One might expect that students studying to become social workers would be encouraged to disregard the race of the individuals they encounter, in the interests of engaging with the whole person. Not so at the University of Tennessee-Knoxville, where the creeping tentacles of Critical Race Theory have infested the curriculum to such an extent that students are now encouraged to miss class to attend racially-segregated “anti-racism” trainings.
Students enrolled in a Masters of Social Work program at the university were told that they should attend one of two training sessions: either a “White Accountability Group (WAG)” or a separate meeting for those identifying as “Black, Indigenous, Multiracial People of Color (BIMPoC).”
In a parallel to the racial division, the intended purposes of these two groups also diverged. The “White Accountability Group” was intended for those with “white skin privilege” to “critically engage in whiteness, white privilege, and hold each other accountable.” Participants in the group were expected to “explore how to recognize whiteness and white privilege, identify and interrupt internalized dominance, and collectively develop strategies for liberation and change.”

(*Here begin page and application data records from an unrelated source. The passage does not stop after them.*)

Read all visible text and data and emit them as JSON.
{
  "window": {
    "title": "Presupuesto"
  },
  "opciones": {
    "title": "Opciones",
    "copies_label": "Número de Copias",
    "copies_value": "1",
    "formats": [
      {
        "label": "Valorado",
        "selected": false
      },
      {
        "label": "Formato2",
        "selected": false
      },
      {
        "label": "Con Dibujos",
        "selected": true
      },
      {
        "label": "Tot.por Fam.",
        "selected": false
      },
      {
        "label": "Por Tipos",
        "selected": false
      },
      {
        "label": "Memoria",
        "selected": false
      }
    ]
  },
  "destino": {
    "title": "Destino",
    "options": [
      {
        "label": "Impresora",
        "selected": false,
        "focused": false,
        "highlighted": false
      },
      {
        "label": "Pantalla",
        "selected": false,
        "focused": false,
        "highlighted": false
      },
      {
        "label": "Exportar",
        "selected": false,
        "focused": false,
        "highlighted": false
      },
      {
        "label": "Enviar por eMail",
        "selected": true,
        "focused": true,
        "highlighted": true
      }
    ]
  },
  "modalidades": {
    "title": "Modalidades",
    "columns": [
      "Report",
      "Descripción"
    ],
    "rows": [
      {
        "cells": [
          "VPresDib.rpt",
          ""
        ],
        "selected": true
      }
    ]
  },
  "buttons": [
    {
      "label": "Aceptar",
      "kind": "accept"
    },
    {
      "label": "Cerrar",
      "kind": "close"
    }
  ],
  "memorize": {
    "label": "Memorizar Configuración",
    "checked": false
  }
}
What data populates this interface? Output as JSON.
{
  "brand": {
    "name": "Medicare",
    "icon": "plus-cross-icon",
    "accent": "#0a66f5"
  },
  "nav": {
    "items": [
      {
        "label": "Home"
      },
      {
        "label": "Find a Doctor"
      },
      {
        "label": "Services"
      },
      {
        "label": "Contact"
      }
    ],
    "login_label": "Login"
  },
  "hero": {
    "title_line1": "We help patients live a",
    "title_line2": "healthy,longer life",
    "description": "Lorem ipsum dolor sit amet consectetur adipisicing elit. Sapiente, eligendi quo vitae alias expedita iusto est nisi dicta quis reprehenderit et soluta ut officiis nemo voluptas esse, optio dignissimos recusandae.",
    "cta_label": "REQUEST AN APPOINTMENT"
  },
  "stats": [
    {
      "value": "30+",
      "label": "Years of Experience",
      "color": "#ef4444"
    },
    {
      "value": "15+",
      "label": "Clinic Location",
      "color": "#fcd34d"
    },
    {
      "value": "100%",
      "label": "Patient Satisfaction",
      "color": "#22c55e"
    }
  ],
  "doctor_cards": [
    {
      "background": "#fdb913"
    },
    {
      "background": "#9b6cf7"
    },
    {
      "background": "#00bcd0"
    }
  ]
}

By contrast, students enrolling in the “Black, Indigenous, Multiracial People of Color” session were advised that “Affinity groups for black, indigenous, people of color can be magical places in a predominantly white institution.” This group promised to provide “a safe and supportive place” for “naming the problem and defining or reframing the problem.”
According to the email sent to students, the goal of this “anti-racism” training was to promote students’ “understanding about how implicit bias, racism, and white supremacy impact the CSW’s culture and climate.” Apparently at the University of Tennessee, white supremacy and racism can best be thwarted through racial separatism.
“Even if you have to miss class time, we strongly urge you to find a way to make this work,” UT Dean of Equity and Inclusion J. Camille Hall expressed to the students.
According to Young America’s Foundation, which exposed the segregated meetings, that same Dean Hall led an orientation session during which “students were divided into random groups to roleplay a scenario in which a ‘student on campus was a Trump voter and whether it was okay or not to call them racist.’”
“This is just another instance of the pervasive Critical Race Theory craze that has taken academia by storm,” YAF commented in a report. “The goal of segregating their events is to convince people that race is their defining attribute and they are either inherently good or bad as a result.”
For the ironic and absurd use of racial segregation to promote “anti-racism,” UT-Knoxville’s social work orientation should be recognized as one of the most egregious instances of Critical Race Theory put into practice on campus.